Manmohan announces retirement, takes Modi head on
Prime Minister Manmohan Singh Friday declared he will not seek a third term after the national elections in May and launched one of his sharpest attacks on the BJP's prime ministerial candidate Narendra Modi, questioning his credentials for the top job.
In a rare press conference after almost four years, the prime minister stunned everyone when he announced that he was handing over "the baton" to a new prime minister, hopefully from the UPA, after the general elections.
Walk into the sunset: Manmohan Singh (Photo: Indian Photo Agency)
But in his 75-minute press conference, attended by representatives regional and national media, the prime minister reserved the harshest criticism for Modi, saying he would be a disaster if he become prime minister.
"Without discussing the merits of Narendra Modi, I sincerely believe that it will be disastrous for the country to have Modi as the PM," he told the media at the newly inaugurated National Media Centre here.
The BJP angrily protested his comments, saying use of such language lowered the dignity of the Prime Minister's Office.
Asked what he felt about being widely viewed as a "weak prime minister", Manmohan Singh retorted: "The BJP and its associates may say whatever they like but if by strong prime minister you mean that you preside over the mass massacre of innocent citizens in the streets of Ahmedabad, that is the measure of strength, I do not believe that sort of strength this country needs, least of all in its prime minister.

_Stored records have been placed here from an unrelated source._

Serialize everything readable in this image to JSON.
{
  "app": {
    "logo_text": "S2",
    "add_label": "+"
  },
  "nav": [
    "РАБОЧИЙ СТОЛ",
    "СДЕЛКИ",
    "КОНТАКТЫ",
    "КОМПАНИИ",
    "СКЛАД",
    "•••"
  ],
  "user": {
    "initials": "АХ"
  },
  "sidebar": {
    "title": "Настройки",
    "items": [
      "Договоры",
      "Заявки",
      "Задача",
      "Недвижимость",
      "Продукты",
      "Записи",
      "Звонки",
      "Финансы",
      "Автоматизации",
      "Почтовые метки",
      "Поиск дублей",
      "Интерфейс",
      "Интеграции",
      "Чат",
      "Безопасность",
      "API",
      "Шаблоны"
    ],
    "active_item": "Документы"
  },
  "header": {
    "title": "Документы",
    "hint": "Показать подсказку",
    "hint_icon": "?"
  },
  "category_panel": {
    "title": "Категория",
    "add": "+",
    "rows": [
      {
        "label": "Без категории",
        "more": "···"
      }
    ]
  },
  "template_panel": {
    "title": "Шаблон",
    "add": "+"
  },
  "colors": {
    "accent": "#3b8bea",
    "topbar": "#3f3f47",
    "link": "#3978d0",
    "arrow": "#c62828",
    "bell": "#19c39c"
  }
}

Asked about the Gujarat chief minister's statement that India will be rid of the Congress in the coming general elections, Manmohan Singh answered: "I sincerely believe what Mr. Narendra Modi is saying is not going to materialize."
Manmohan Singh, 81, who has been prime minister since 2004 at the head of a Congress-led United Progressive Alliance (UPA) coalition, categorically ruled out a third term, virtually signalling the end of his 17-year stint in government, 10 of them as prime minister.
"In a few months time, after the general elections, I will hand the baton over to a new prime minister. I hope it will be a UPA chosen prime minister and our party will work to that end in the campaign for the general elections," he announced.
He said he would like very much to put the economy back on the growth path before he lays down office in May.
Manmohan Singh, whose government is facing a crisis of confidence, had to contend with pointed questions on his performance and leadership but didn't say who the UPA's prime ministerial choice will be but rooted for Congress vice president Rahul Gandhi.
"Rahul Gandhi has outstanding credentials to be nominated as the prime ministerial candidate, and I hope our party will take that decision at the appropriate time."
BJP leader Arun Jaitley mocked the prime minister, saying the press conference was "intended to announce his (PM's) own farewell." He also termed the press meet a "farce".
Throughout the press conference, the prime minister stoutly defended the 10 years of his government, which faced innumerable corruption charges and allegations of wrongdoing that even led to resignation of some of his cabinet ministers.
Though he acknowledged "some irregularities", he said some of these issues had been "overstated" by the media and opposition and were "peripheral" to the core issues of governance.
Rebutting criticism about his performance, Manmohan Singh said history would be kinder to him than the media or the opposition, adding he had done his best.
"I do not believe I am a weak prime minister. That is for historians to judge... Taking into account the circumstances and compulsions of coalition polity, I have done as best as I could.
"When history is written of this period, we will come out unscathed," he said philosophically. He admitted there were "irregularities" but said the "dimensions of the problems were overstated.."
He also admitted that rising food prices was a key reason why the Congress lost elections in Delhi, Rajasthan, Chhattisgarh and Madhya Pradesh.
The prime minister described corruption as a "monster" but "dealing with (it) is not an easy process even though there may be opportunities as well as challenges.
He agreed that the one-year-old Aam Aadmi Party took power in Delhi by articulating people's concerns over corruption. "Whether they will succeed or not, only time will tell."
He described the Indo-US nuclear deal as his best moment.
Speaking on the dual centres of power, he said it worked "exceedingly well" and there were no hiccups in the relationship between the Congress party chief Sonia Gandhi and him.
When it was pointed out that he has been criticized for not speaking on crucial issues, he said he "has been speaking whenever there was a need and will continue to speak."
Asked about his retirement plans, he said: "It is too early to say as I have to complete my tenure and will think of it when I cross that bridge."
The prime minister, who was born in Gah in that part of Punjab that is now in Pakistan, also said he "would very much like to go to Pakistan".
He underlined that he has five months left to finish his job and has three unfinished agendas - generating jobs in the manufacturing sector, controlling inflation and keeping food prices under check and combating corruption. - IANS